A new “jailbreak” targeting John Deere tractors has farmers and security experts pondering the merits of open access to the machine’s computer brain, versus the need to keep the farm vehicle secure.
Right-to-repair has become a battle cry for consumer advocates who want greater access to the inner workings of devices they buy, like phones and computers – and tractors, too. These days, the tractors that till the fields are computer-driven, and companies like John Deere keep a tight lid on access to what’s behind the touch screens used to control them.
Now, a security researcher’s hack for Deere tractors is drawing attention to a conflict between the right-to-repair ideal, and the need to maintain security for machines that are integral to food production. Lily Hay Newman, a senior writer at Wired who has written about the new jailbreak, shared what this means for tractor owners. Listen to the interview above or read the transcript below.
This transcript has been edited lightly for clarity:
Texas Standard: I think a lot of us envision tractors as almost anvil-like when it comes to their simplicity. But clearly that’s not the case. And farmers want access to the tools that it takes to fix them, right?

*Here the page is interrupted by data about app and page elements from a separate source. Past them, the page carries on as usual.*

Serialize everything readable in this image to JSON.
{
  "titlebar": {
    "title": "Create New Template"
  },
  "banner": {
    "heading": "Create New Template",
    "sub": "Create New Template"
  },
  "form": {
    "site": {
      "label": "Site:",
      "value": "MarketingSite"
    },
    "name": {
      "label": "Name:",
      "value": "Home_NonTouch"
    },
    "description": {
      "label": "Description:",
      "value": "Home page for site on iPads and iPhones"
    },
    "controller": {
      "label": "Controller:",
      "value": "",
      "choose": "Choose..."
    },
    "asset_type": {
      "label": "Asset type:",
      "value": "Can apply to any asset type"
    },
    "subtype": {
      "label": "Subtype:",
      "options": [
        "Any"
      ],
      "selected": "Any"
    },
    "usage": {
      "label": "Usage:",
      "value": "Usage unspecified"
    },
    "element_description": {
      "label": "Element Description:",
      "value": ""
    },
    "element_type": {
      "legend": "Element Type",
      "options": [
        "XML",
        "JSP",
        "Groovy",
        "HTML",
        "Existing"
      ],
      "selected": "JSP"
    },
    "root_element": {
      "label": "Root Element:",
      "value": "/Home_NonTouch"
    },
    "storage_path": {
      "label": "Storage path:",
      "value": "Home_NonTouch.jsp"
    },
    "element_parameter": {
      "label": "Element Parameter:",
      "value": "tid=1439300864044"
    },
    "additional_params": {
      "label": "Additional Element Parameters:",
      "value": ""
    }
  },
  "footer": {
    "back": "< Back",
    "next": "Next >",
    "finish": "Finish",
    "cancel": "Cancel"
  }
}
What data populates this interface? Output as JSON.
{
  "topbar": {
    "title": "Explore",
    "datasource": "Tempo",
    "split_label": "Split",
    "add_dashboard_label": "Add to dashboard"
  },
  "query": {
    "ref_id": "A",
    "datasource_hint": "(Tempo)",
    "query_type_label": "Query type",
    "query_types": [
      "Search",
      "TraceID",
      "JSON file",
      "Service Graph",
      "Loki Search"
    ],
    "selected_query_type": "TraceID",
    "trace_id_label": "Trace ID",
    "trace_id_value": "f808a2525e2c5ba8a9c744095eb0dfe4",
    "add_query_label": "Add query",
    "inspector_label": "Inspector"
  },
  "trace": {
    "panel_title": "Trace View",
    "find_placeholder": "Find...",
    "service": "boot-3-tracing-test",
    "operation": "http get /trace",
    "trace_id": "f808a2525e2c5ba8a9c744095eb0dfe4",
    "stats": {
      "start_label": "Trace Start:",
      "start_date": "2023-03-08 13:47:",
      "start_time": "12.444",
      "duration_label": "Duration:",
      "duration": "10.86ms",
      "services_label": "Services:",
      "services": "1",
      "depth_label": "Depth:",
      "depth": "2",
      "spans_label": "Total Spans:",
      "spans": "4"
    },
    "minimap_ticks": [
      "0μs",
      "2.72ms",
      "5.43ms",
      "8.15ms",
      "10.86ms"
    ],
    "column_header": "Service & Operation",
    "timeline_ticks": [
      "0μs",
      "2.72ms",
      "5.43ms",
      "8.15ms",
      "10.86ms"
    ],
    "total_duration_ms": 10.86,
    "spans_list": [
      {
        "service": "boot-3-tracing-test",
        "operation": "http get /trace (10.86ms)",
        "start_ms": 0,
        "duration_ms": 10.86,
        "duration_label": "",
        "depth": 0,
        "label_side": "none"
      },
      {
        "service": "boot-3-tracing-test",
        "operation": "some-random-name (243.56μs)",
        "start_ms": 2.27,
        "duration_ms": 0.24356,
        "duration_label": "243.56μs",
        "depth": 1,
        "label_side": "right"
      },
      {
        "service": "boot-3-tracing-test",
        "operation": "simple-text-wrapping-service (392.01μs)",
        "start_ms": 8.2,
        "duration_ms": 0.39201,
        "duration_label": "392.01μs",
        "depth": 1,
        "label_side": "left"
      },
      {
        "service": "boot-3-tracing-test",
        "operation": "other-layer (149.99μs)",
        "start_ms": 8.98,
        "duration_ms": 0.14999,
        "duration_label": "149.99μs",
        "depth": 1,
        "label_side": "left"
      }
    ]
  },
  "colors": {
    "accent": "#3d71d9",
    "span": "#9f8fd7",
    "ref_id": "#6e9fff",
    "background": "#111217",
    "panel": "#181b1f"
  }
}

Lily Hay Newman: Right. Similar to cars, it used to be that tractors were totally repairable by whoever owned them and that the owner owned every part of the vehicle. But now the nerve center is a computer, and that software can be owned and controlled by another entity, even though you paid all this money to own the tractor.
I think a lot of people would think that if you buy a tractor, you get to fix it when it breaks.
Right. But that’s really not the case, partly because of transitioning to things like subscription models where software controls whether or not you have access to certain features. And partly because John Deere and other companies want to be able to control where you get your tractor repaired and force people to bring the devices, the vehicles to authorized repair places or send a repair person out. But obviously that can be prohibitive depending on your location.
I think a lot of people would see this as a money grab, pure and simple. But the company, as I understand it, is claiming this is a security matter. How so?
This is important from a right-to-repair perspective, but also an important thing to be raising to the company and to other vehicle manufacturers from a security perspective. Because when you close these vulnerabilities and you fix the flaws, farmers or other owners can’t jailbreak or unlock the device. But you are making the device more secure so a hacker can’t get in there and do something nefarious. So, from an owner’s perspective, there’s good and bad to each. But I think both are important points to be making to manufacturers.
What’s the point in hacking a tractor unless you’re actually using the tractor for agricultural purposes? I think of hackers as installing malicious software and trying to get money from people or perhaps trying to extract data. Is hacker really the right term here?
Totally. What about ransomware attacks on a giant agriculture conglomerate?
Is that a serious concern?
It could be, yeah.
Tell us about the hack in question. Who came up with it, and is it on behalf of tractor owners, or what?
So this is an independent researcher who goes by the hacker name Sick Codes. Hacker names are actually very common in the information security research community, and he has found other security vulnerabilities in John Deere infrastructure and that of other tractor makers. And in the past he’s really been focused on raising awareness about security flaws and the need to fix these security holes and digital holes. But this time, I think he’s really more focused on the right-to-repair issue and wanted to show farmers that he is also on the side of them having control of their vehicles.
So what exactly does this hacker Sick Codes do to the tractor? Does he immobilize it or what?
He’s able to override some of the digital locks on the device that keep you from accessing certain features or certain controls and kind of gives what’s called root access. So the user becomes the most elevated administrator of the device.
I would imagine John Deere is none too happy about this. Have they responded?
They did not return my requests for comment.
Where does this seem to be headed, from what you can tell?
Well, the right-to-repair movement in general has really turned the corner and has started to gain momentum. The White House has done an executive order. And so this may fit into the broader moment, from what I’ve seen and the feedback I’ve gotten on my story. A lot of farmers are really celebrating this, but certainly awaiting some comment and reply from John Deere.